By Isabella West, Arts Editor
Content warning: themes of suicide
Humanist Vampire Seeking Consenting Suicidal Person won the Grand Jury Prize for the RBC Emerging Canadian Artist Award. This award is given to a Canadian director who creates the best first or second-narrative feature film. The jury members for this prize selected Louis-Seize’s film because of its mixture of comedy, drama, and horror which drew audiences in both emotionally and cinematically by her crafted world and characters.
CIFF welcomed over 28,000 audience members for the 24th annual edition. Every year, audiences are invited to vote for the CIFF Audience Choice Awards and this season, Humanist Vampire Seeking Consenting Suicidal Person was voted as the best Canadian Narrative Feature for the Audience Choice Award.
When Sasha’s birthday present is killed by her family, she quickly closes herself off to accepting her own nature— until her parents leave her no choice.
Humanist Vampire Seeking Consenting Suicidal Person is a coming-of-age romantic comedy that explores the need for connection in a nocturnal comedic sense.
This French-Canadian film screened at the Calgary International Film Festival (CIFF) on Sept. 28, and has had much success at other film festivals around Canada.

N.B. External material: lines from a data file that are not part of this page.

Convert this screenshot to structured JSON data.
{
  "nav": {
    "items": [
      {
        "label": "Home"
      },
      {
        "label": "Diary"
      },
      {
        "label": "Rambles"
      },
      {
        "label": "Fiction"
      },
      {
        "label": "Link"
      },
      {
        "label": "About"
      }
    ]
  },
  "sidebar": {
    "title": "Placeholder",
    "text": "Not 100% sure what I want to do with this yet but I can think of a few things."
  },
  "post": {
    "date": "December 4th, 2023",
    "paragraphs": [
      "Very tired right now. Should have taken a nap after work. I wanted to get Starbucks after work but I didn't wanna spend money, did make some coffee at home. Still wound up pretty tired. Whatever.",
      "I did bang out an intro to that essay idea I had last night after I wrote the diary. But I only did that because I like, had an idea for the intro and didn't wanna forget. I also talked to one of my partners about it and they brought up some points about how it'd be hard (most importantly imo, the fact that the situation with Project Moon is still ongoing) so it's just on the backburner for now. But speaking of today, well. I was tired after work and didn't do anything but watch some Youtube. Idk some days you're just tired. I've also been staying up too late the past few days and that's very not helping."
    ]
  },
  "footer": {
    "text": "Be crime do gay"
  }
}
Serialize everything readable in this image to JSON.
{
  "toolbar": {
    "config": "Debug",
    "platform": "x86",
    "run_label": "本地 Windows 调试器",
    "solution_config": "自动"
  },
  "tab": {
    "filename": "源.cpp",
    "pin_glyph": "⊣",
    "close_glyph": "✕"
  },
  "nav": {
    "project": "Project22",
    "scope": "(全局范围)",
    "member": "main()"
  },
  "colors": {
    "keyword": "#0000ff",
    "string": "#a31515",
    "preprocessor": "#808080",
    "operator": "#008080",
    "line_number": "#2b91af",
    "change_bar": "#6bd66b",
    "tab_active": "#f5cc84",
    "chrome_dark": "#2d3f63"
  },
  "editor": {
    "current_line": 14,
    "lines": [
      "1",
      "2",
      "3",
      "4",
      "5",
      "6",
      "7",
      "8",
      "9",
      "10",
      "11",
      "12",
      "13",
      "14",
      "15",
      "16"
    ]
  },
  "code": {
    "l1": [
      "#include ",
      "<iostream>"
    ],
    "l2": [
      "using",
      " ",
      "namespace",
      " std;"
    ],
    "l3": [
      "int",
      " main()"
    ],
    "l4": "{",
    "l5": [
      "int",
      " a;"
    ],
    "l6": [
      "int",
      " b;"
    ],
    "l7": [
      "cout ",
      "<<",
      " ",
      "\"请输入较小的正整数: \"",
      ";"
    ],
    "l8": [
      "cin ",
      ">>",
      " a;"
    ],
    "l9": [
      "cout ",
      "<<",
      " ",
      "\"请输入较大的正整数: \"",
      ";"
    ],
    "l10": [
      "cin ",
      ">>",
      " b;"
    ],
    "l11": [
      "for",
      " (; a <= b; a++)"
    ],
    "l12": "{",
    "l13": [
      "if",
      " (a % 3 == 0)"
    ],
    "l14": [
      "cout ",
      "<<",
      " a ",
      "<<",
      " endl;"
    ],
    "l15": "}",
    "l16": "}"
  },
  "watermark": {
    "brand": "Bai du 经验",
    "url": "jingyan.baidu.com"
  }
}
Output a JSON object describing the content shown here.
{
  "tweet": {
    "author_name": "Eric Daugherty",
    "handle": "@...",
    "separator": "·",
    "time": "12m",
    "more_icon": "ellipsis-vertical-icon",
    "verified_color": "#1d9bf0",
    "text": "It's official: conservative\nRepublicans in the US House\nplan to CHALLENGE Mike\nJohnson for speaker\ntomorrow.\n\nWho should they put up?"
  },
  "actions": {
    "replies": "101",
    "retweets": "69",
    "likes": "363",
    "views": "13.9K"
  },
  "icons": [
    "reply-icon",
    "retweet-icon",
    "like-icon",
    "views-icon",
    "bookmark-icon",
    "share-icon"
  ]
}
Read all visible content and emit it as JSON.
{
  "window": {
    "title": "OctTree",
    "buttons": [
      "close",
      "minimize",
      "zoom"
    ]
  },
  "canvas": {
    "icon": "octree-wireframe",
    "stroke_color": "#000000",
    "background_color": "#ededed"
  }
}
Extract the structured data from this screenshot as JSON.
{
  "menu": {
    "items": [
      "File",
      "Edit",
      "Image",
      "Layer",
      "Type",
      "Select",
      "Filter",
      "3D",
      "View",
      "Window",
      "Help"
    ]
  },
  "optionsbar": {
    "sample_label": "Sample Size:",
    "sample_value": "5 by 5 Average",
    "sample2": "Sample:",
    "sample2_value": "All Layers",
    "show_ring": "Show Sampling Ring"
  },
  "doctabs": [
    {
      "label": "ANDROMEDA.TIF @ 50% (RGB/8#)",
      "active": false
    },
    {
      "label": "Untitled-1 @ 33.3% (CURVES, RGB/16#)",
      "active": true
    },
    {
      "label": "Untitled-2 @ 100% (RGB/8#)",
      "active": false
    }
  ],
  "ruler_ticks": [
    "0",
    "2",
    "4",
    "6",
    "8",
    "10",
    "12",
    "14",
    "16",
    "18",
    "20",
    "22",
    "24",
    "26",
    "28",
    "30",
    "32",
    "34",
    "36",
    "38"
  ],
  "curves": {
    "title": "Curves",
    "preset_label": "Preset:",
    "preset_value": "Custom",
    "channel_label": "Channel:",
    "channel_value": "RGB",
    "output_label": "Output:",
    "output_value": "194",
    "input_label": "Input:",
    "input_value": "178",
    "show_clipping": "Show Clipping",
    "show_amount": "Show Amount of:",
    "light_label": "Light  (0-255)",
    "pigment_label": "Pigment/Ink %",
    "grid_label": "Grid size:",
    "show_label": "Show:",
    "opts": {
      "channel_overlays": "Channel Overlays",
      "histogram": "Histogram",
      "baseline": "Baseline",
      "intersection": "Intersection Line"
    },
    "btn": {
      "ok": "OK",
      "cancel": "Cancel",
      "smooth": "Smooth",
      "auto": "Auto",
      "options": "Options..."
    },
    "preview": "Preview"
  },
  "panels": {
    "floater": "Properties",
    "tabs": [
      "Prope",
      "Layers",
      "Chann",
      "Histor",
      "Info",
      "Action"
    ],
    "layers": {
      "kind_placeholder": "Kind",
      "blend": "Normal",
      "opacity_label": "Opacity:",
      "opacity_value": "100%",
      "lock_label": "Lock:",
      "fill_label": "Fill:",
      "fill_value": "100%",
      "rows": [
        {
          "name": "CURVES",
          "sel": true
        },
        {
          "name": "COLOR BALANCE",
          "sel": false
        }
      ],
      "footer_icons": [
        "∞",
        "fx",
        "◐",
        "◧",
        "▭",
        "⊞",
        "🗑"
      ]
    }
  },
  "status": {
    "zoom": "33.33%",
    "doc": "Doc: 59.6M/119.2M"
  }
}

Ariane Louis-Seize, director and co-screenwriter of Humanist Vampire Seeking Consenting Suicidal Person said that she has always loved vampire and supernatural storylines— but more in the sense of coming-of-age, indie films rather than box office films.
Louis-Seize further explained that she likes to mix tones and thinks that there is a lot of creative freedom in playing with the lightness of mumblecore films while mixing in her own take on vampire storylines.
“In tragedy, you can find some humor in it and in fun situations, sometimes there’s sadness,” said Louis-Seize.
Sasha, the main character in the film, is a vampire who refuses to kill after experiencing a traumatic event at a young age. But, as the years go on, Sasha’s parents grow frustrated with her inability to accept her nature and cut off her blood supply— forcing her to either accept who she is or suffer the consequences of not having her life-giving sustenance.
Once Sasha ventures out on her own, she meets a boy, Paul, who has been experiencing suicidal tendencies. Sasha and Paul make an agreement that would benefit both of them, but before Sasha can go through with it, she decides that Paul needs to complete his dying wish— leading to a full-blown night-time adventure.
This film truly encompassed the awkward teen experience while never ceasing to make the audience laugh.
Louis-Seize said that although this film is primarily a comedy about death— it’s also a pretext to talk about life and to convey that we all need love and crave human connection.
“I wanted people to walk out from the theatre and feel more full,” said Louis-Seize.
Leaving the theatre, the audience members were left with a refreshed perspective of the teen experience and the awareness that sometimes, all we need is a little bit of connection to overcome our burdens.
Unfortunately, the film will only be released in Quebec for the time being. However, Louis-Seize is in the process of getting it released throughout Canada.